Viloria's love of boxing almost wasn't enough


POSTED: Thursday, August 27, 2009

Brian Viloria loves boxing. Everything about it, not just the fact that he's a world champion, 25-2 with 14 knockouts. Not just the bright lights, money, fame and perks that come with it. Not just the idea of defending his title Saturday at the Blaisdell, his first fight in his hometown since 2003.

He also loves the smell of the gym, the hard work of training, the feel of the sweat and the burn in his legs and chest when he runs. He loves his fellow fighters, even his sparring partners, as long as they show up on time (if they don't, he gives them a bloody lesson about punctuality). He loves the history of the sport, he loves its combination of brutal simplicity and thinking-person's intricacy.

He plans to fight a few more years and then continue in the sport as a journalist, manager or both, perhaps continuing to help make its history while also chronicling it.

So I was surprised this week to learn from Viloria himself that he thought about quitting a couple of years ago, after his only pro defeats, in 2006 and 2007. He considered just giving up on boxing, the love of his life from the time he was a little kid and first walked into the gym in Waipahu.

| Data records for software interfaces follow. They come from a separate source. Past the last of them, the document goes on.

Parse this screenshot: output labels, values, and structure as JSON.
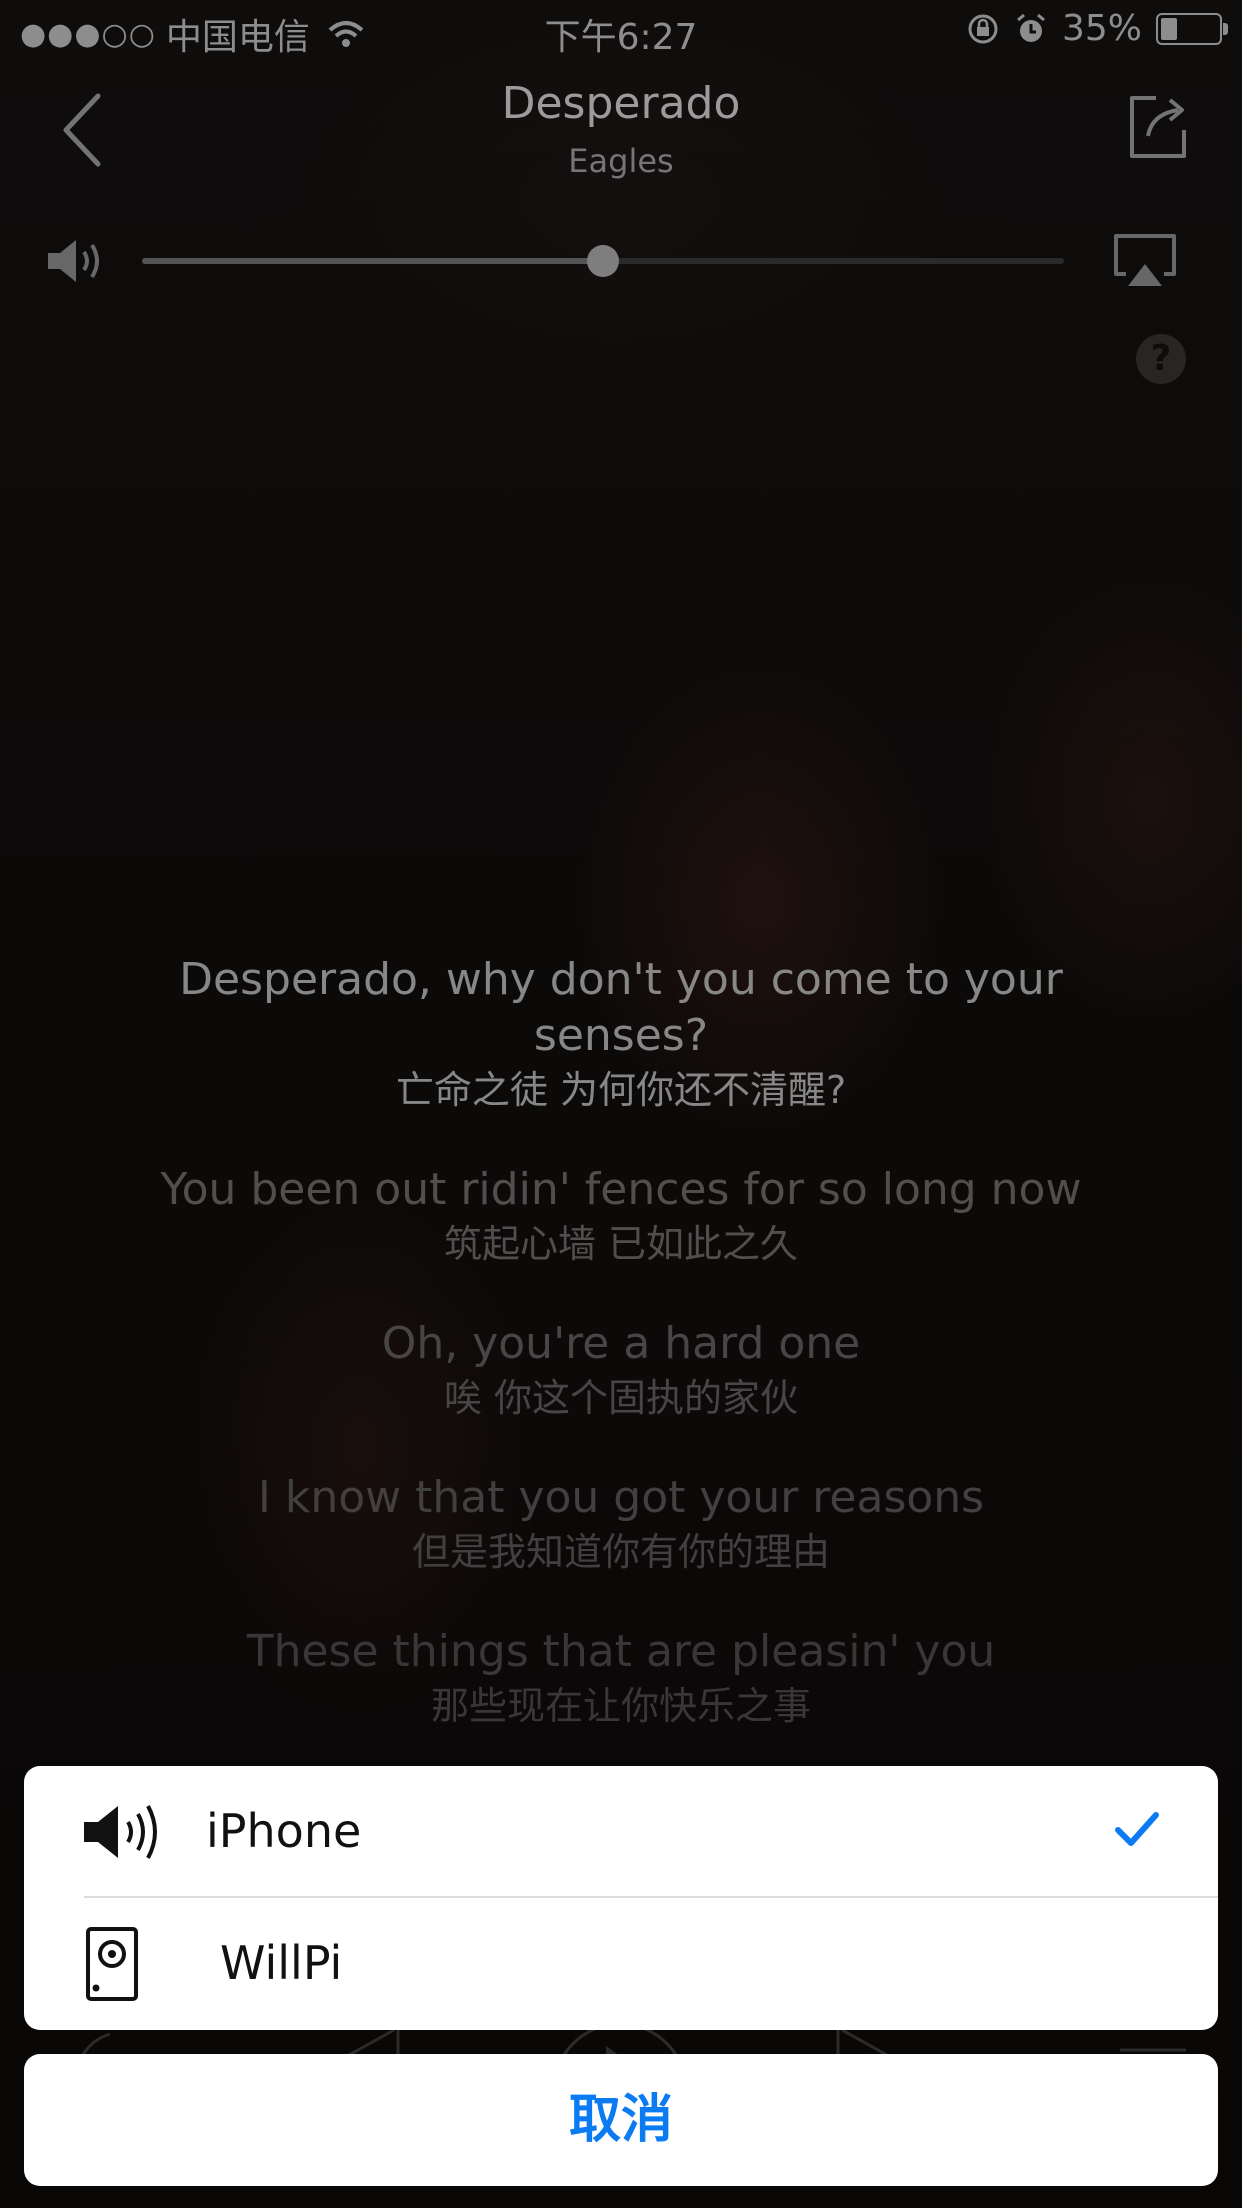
{
  "status_bar": {
    "signal": "●●●○○",
    "carrier": "中国电信",
    "time": "下午6:27",
    "battery_text": "35%",
    "battery_level": 0.35
  },
  "header": {
    "title": "Desperado",
    "artist": "Eagles"
  },
  "volume": {
    "level": 0.5
  },
  "help_label": "?",
  "lyrics": [
    {
      "en": "Desperado, why don't you come to your senses?",
      "zh": "亡命之徒 为何你还不清醒?"
    },
    {
      "en": "You been out ridin' fences for so long now",
      "zh": "筑起心墙 已如此之久"
    },
    {
      "en": "Oh, you're a hard one",
      "zh": "唉 你这个固执的家伙"
    },
    {
      "en": "I know that you got your reasons",
      "zh": "但是我知道你有你的理由"
    },
    {
      "en": "These things that are pleasin' you",
      "zh": "那些现在让你快乐之事"
    }
  ],
  "sheet": {
    "items": [
      {
        "label": "iPhone",
        "icon": "speaker-icon",
        "selected": true
      },
      {
        "label": "WillPi",
        "icon": "device-speaker-icon",
        "selected": false
      }
    ],
    "cancel_label": "取消"
  },
  "colors": {
    "accent": "#0a7bf2",
    "sheet_bg": "#ffffff"
  }
}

He had lost his WBC light flyweight world title in his second defense. Perhaps this was it, perhaps he was done at 26.

Viloria could no longer find the love.

BUT HIS MANAGER, Gary Gittelsohn, came up with a plan. Viloria—a former Olympian, world champion and major venue headliner—would become a sideshow. He would fight at a level that would make an intermediate school shoving match look like Frazier vs. Ali.

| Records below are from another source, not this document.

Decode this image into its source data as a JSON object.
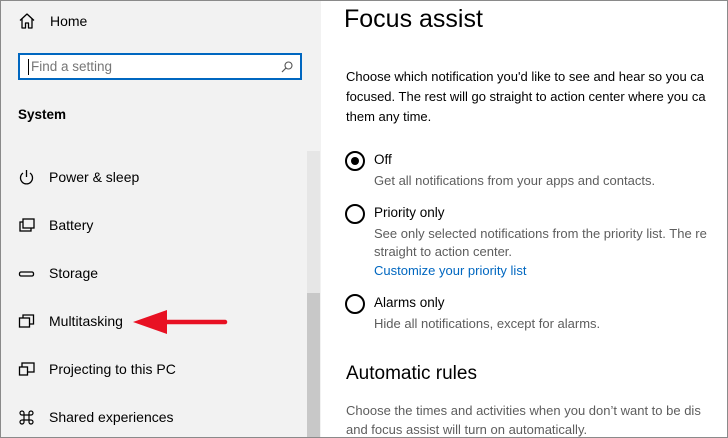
{
  "sidebar": {
    "home_label": "Home",
    "search": {
      "placeholder": "Find a setting"
    },
    "section_title": "System",
    "items": [
      {
        "label": "Power & sleep",
        "icon": "power-icon"
      },
      {
        "label": "Battery",
        "icon": "battery-icon"
      },
      {
        "label": "Storage",
        "icon": "storage-icon"
      },
      {
        "label": "Multitasking",
        "icon": "multitasking-icon"
      },
      {
        "label": "Projecting to this PC",
        "icon": "projecting-icon"
      },
      {
        "label": "Shared experiences",
        "icon": "shared-experiences-icon"
      }
    ],
    "annotation_arrow_color": "#e81123"
  },
  "main": {
    "title": "Focus assist",
    "description_lines": [
      "Choose which notification you'd like to see and hear so you ca",
      "focused. The rest will go straight to action center where you ca",
      "them any time."
    ],
    "options": [
      {
        "label": "Off",
        "checked": true,
        "sub_lines": [
          "Get all notifications from your apps and contacts."
        ]
      },
      {
        "label": "Priority only",
        "checked": false,
        "sub_lines": [
          "See only selected notifications from the priority list. The re",
          "straight to action center."
        ],
        "link": "Customize your priority list"
      },
      {
        "label": "Alarms only",
        "checked": false,
        "sub_lines": [
          "Hide all notifications, except for alarms."
        ]
      }
    ],
    "rules_title": "Automatic rules",
    "rules_lines": [
      "Choose the times and activities when you don’t want to be dis",
      "and focus assist will turn on automatically."
    ]
  },
  "colors": {
    "accent": "#0067c0",
    "sidebar_bg": "#f2f2f2",
    "arrow": "#e81123"
  }
}
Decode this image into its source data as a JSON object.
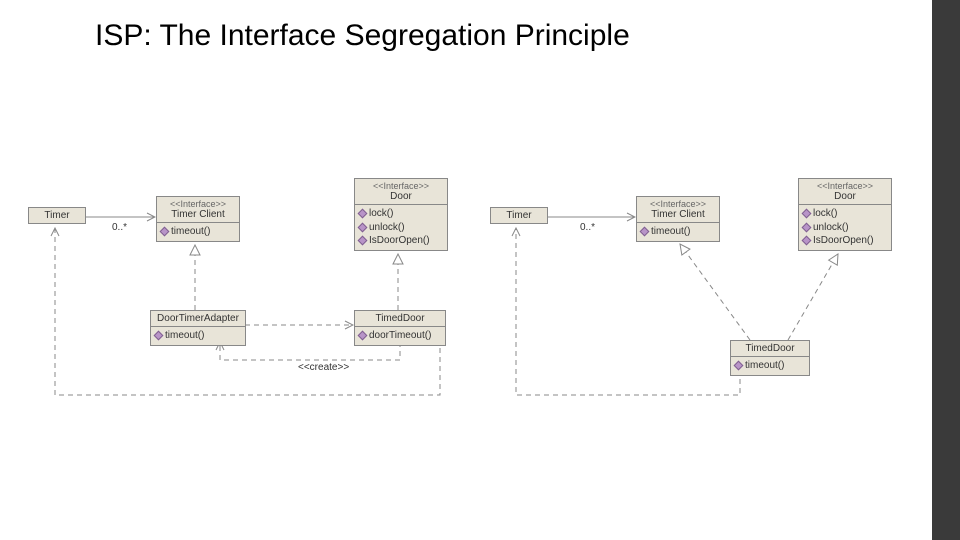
{
  "slide": {
    "title": "ISP: The Interface Segregation Principle"
  },
  "labels": {
    "mult_left": "0..*",
    "mult_right": "0..*",
    "create": "<<create>>"
  },
  "boxes": {
    "timer_l": {
      "name": "Timer"
    },
    "timerclient_l": {
      "stereo": "<<Interface>>",
      "name": "Timer Client",
      "m1": "timeout()"
    },
    "door_l": {
      "stereo": "<<Interface>>",
      "name": "Door",
      "m1": "lock()",
      "m2": "unlock()",
      "m3": "IsDoorOpen()"
    },
    "adapter": {
      "name": "DoorTimerAdapter",
      "m1": "timeout()"
    },
    "timeddoor_l": {
      "name": "TimedDoor",
      "m1": "doorTimeout()"
    },
    "timer_r": {
      "name": "Timer"
    },
    "timerclient_r": {
      "stereo": "<<Interface>>",
      "name": "Timer Client",
      "m1": "timeout()"
    },
    "door_r": {
      "stereo": "<<Interface>>",
      "name": "Door",
      "m1": "lock()",
      "m2": "unlock()",
      "m3": "IsDoorOpen()"
    },
    "timeddoor_r": {
      "name": "TimedDoor",
      "m1": "timeout()"
    }
  }
}
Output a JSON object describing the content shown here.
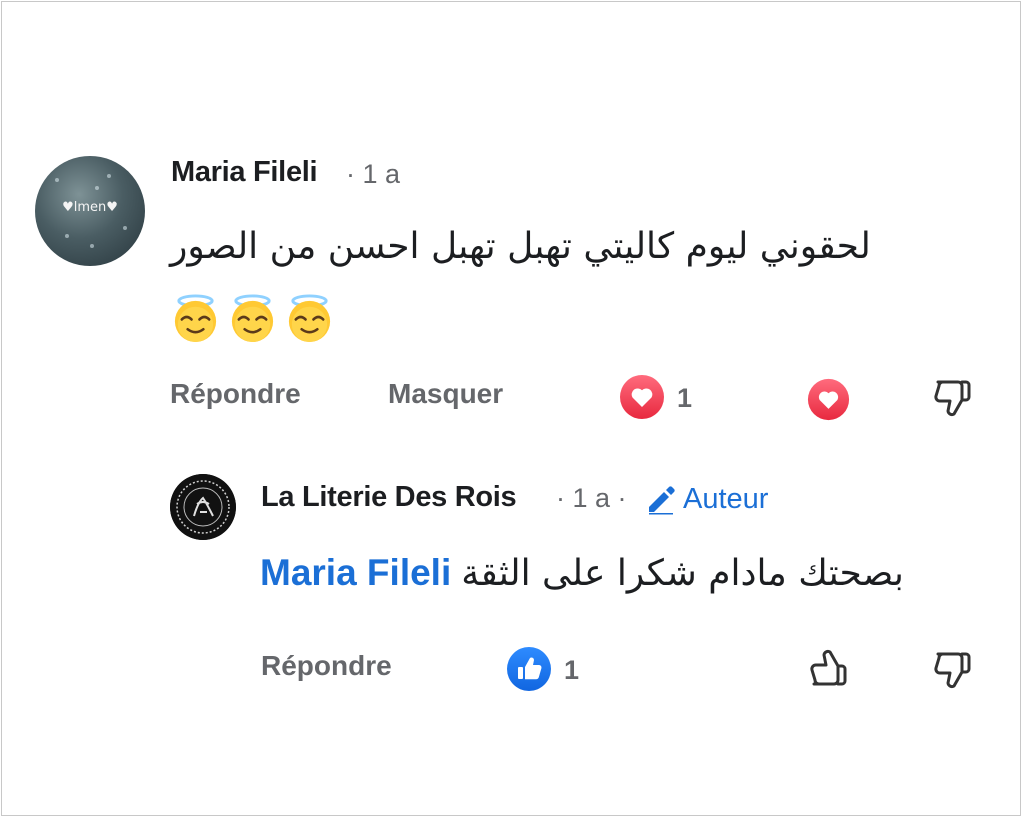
{
  "main_comment": {
    "author": "Maria Fileli",
    "meta": "· 1 a",
    "avatar_text": "♥lmen♥",
    "text": "لحقوني ليوم كاليتي تهبل تهبل احسن من الصور",
    "emoji_icons": [
      "smiling-face-with-halo-icon",
      "smiling-face-with-halo-icon",
      "smiling-face-with-halo-icon"
    ],
    "reply_label": "Répondre",
    "hide_label": "Masquer",
    "reaction_count": "1"
  },
  "reply": {
    "author": "La Literie Des Rois",
    "meta": "· 1 a ·",
    "author_badge": "Auteur",
    "mention": "Maria Fileli",
    "text": "بصحتك مادام شكرا على الثقة",
    "reply_label": "Répondre",
    "reaction_count": "1"
  },
  "colors": {
    "text": "#1c1e21",
    "secondary": "#65676b",
    "link_blue": "#1b6fd6",
    "love_red": "#f0435a",
    "like_blue": "#1877f2"
  }
}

“;Gary told me we're starting our way from nothing.”;

It was at the Alameda Swap Meet in L.A., January 2007. Rain pouring sideways, 45 degrees, the ring covered by a tarp. Viloria had to be carried from his spartan dressing room to the ring to keep his shoes out of 2 inches of water. The crowd? You couldn't really call it one.

“;It was like fighting in the parking lot behind a Safeway or something. I'd fought at the Staples Center, Madison Square Garden, the Olympic Stadium in Sydney,”; Viloria says. “;And here I am, cold in the rain. People just wandering around ... 'Oh, there's a fight. Who's that?' “;

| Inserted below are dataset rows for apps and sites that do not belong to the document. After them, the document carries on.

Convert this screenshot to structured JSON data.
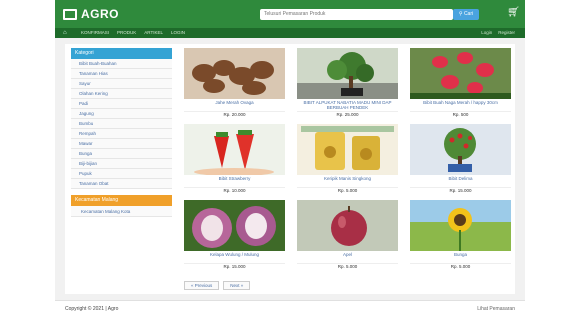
{
  "header": {
    "logo_text": "AGRO",
    "search_placeholder": "Telusuri Pemasaran Produk",
    "search_button": "Cari",
    "cart_icon": "cart-icon",
    "brand_color": "#2f8a3c",
    "accent_color": "#35a3d4"
  },
  "nav": {
    "items": [
      "KONFIRMASI",
      "PRODUK",
      "ARTIKEL",
      "LOGIN"
    ],
    "right": [
      "Login",
      "Register"
    ]
  },
  "sidebar": {
    "heading": "Kategori",
    "items": [
      "Bibit Buah-Buahan",
      "Tanaman Hias",
      "Sayur",
      "Olahan Kering",
      "Padi",
      "Jagung",
      "Bumbu",
      "Rempah",
      "Mawar",
      "Bunga",
      "Biji-bijian",
      "Pupuk",
      "Tanaman Obat"
    ],
    "heading2": "Kecamatan Malang",
    "sub_items": [
      "Kecamatan Malang Kota"
    ]
  },
  "products": [
    {
      "name": "Jahe Merah Ovaga",
      "price": "Rp. 20.000",
      "img": "ginger"
    },
    {
      "name": "BIBIT ALPUKAT NABATIA MADU MINI DAP BERBUAH PENDEK",
      "price": "Rp. 25.000",
      "img": "bonsai"
    },
    {
      "name": "Bibit Buah Naga Merah / happy 30cm",
      "price": "Rp. 500",
      "img": "dragonfruit"
    },
    {
      "name": "Bibit Strawberry",
      "price": "Rp. 10.000",
      "img": "strawberry"
    },
    {
      "name": "Keripik Manis Singkong",
      "price": "Rp. 5.000",
      "img": "chips"
    },
    {
      "name": "Bibit Delima",
      "price": "Rp. 15.000",
      "img": "pomegranate"
    },
    {
      "name": "Kelapa Wulung / Mulung",
      "price": "Rp. 15.000",
      "img": "coconut"
    },
    {
      "name": "Apel",
      "price": "Rp. 5.000",
      "img": "apple"
    },
    {
      "name": "Bunga",
      "price": "Rp. 5.000",
      "img": "sunflower"
    }
  ],
  "pager": {
    "prev": "« Previous",
    "next": "Next »"
  },
  "footer": {
    "left": "Copyright © 2021 | Agro",
    "right": "Lihat Pemasaran"
  }
}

He won, by decision over Jose Garcia Bernal. Viloria felt alive, and he was in love again.

“;It gave me that gladiator feel for the sport. I went back to the nitty gritty. The goal was to not forget about the basic things.

“;This time I was doing it for me. I felt like I had to get my love for boxing back.”;

IT WAS the beginning of a comeback trail of six fights in 16 months—the busiest span of his pro career—culminating in Manila last April with Viloria's 11th-round knockout of Ulises Solis for the IBF belt. Now, Saturday's first defense against Jesus Iribe. Viloria vows to cherish and protect his crown better this time.

“;I'm more mature, I know how hard it is to keep the world title,”; Viloria says. “;It's very fragile.”;

He plans to hold on to it longer than six months—and unify it.

“;Losing those two didn't seem the right way to fade out from the sport,”; he says.